STEEL WORKER: Try these pressure-packed games before your next round and watch your on-course nerves fade away.
Against a friend or in two-man teams, play three "holes" from just off the practice green. Start with your ball behind an unusual obstacle, like a beer cooler or golf cart. Lowest score wins.
THE BENEFIT: Fannin says it trains you to not only accept adversity, which is part of golf, but to see it as an "opportunity for heroism."
On the practice green, try to make four straight five-footers, each on a different hole; as you go, imagine that each putt is to win the Masters, U.S. Open, British Open, and PGA. If you fail to "win" the British, back to Augusta you go. Play until you win the Slam.
THE BENEFIT: "This taps into what's called 'situational imagery,'" Fannin says. "Champions visualize doing great things before doing them."
MOMENT OF TRUTH
On the range, give yourself a clear task -- say, hitting drives between two flags, or landing wedge shots on a green. If you hit your target, that's a "birdie" (1-under); if you miss, it's a bogey (1-over). Play until you win (reach 5-under) or lose (5-over).

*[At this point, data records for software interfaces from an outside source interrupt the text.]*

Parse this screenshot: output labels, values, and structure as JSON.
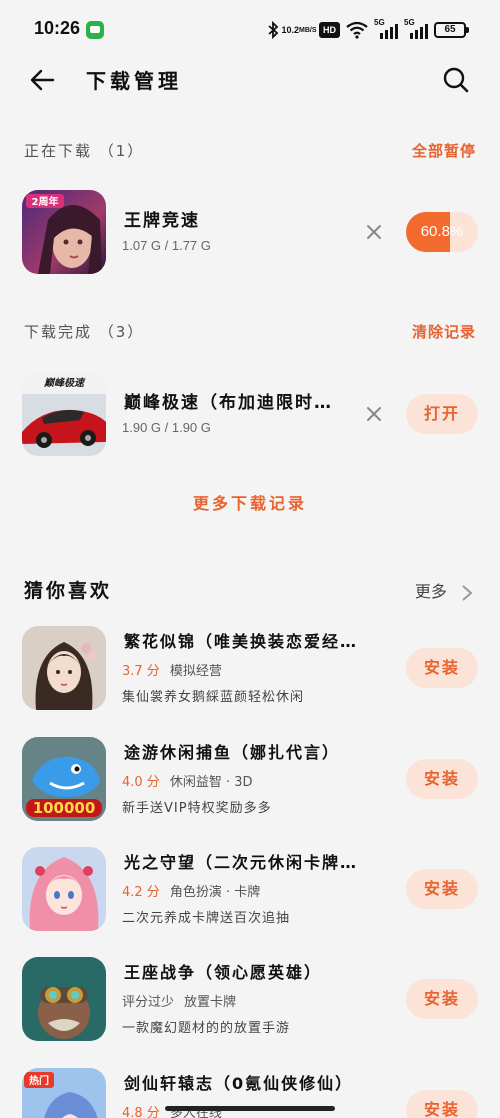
{
  "status": {
    "time": "10:26",
    "speed_top": "10.2",
    "speed_unit": "MB/S",
    "hd": "HD",
    "sig1": "5G",
    "sig2": "5G",
    "battery": "65"
  },
  "header": {
    "title": "下载管理"
  },
  "downloading": {
    "title": "正在下载 （1）",
    "action": "全部暂停",
    "items": [
      {
        "name": "王牌竞速",
        "size": "1.07 G / 1.77 G",
        "progress_text": "60.8%",
        "progress": 0.608
      }
    ]
  },
  "completed": {
    "title": "下载完成 （3）",
    "action": "清除记录",
    "items": [
      {
        "name": "巅峰极速（布加迪限时…",
        "size": "1.90 G / 1.90 G",
        "button": "打开"
      }
    ]
  },
  "more_records": "更多下载记录",
  "recommend": {
    "title": "猜你喜欢",
    "more": "更多",
    "items": [
      {
        "name": "繁花似锦（唯美换装恋爱经…",
        "rating": "3.7 分",
        "category": "模拟经营",
        "desc": "集仙裳养女鹅綵蓝颜轻松休闲",
        "button": "安装"
      },
      {
        "name": "途游休闲捕鱼（娜扎代言）",
        "rating": "4.0 分",
        "category": "休闲益智 · 3D",
        "desc": "新手送VIP特权奖励多多",
        "button": "安装"
      },
      {
        "name": "光之守望（二次元休闲卡牌…",
        "rating": "4.2 分",
        "category": "角色扮演 · 卡牌",
        "desc": "二次元养成卡牌送百次追抽",
        "button": "安装"
      },
      {
        "name": "王座战争（领心愿英雄）",
        "rating": "评分过少",
        "category": "放置卡牌",
        "desc": "一款魔幻题材的的放置手游",
        "button": "安装"
      },
      {
        "name": "剑仙轩辕志（0氪仙侠修仙）",
        "rating": "4.8 分",
        "category": "多人在线",
        "desc": "",
        "button": "安装"
      }
    ]
  },
  "icon_labels": {
    "wzjs": "2周年",
    "dfjs": "巅峰极速",
    "fish": "100000",
    "hot": "热门"
  },
  "colors": {
    "accent": "#e8632f",
    "accent_light": "#fbe3d8",
    "bg": "#f4f4f4"
  }
}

THE BENEFIT: This gets you aiming at targets, not hazards, Fannin says, and calibrates your mind to deliver in the clutch. "Stress can either choke you to death or lift you up. This game turns you into a pressure player."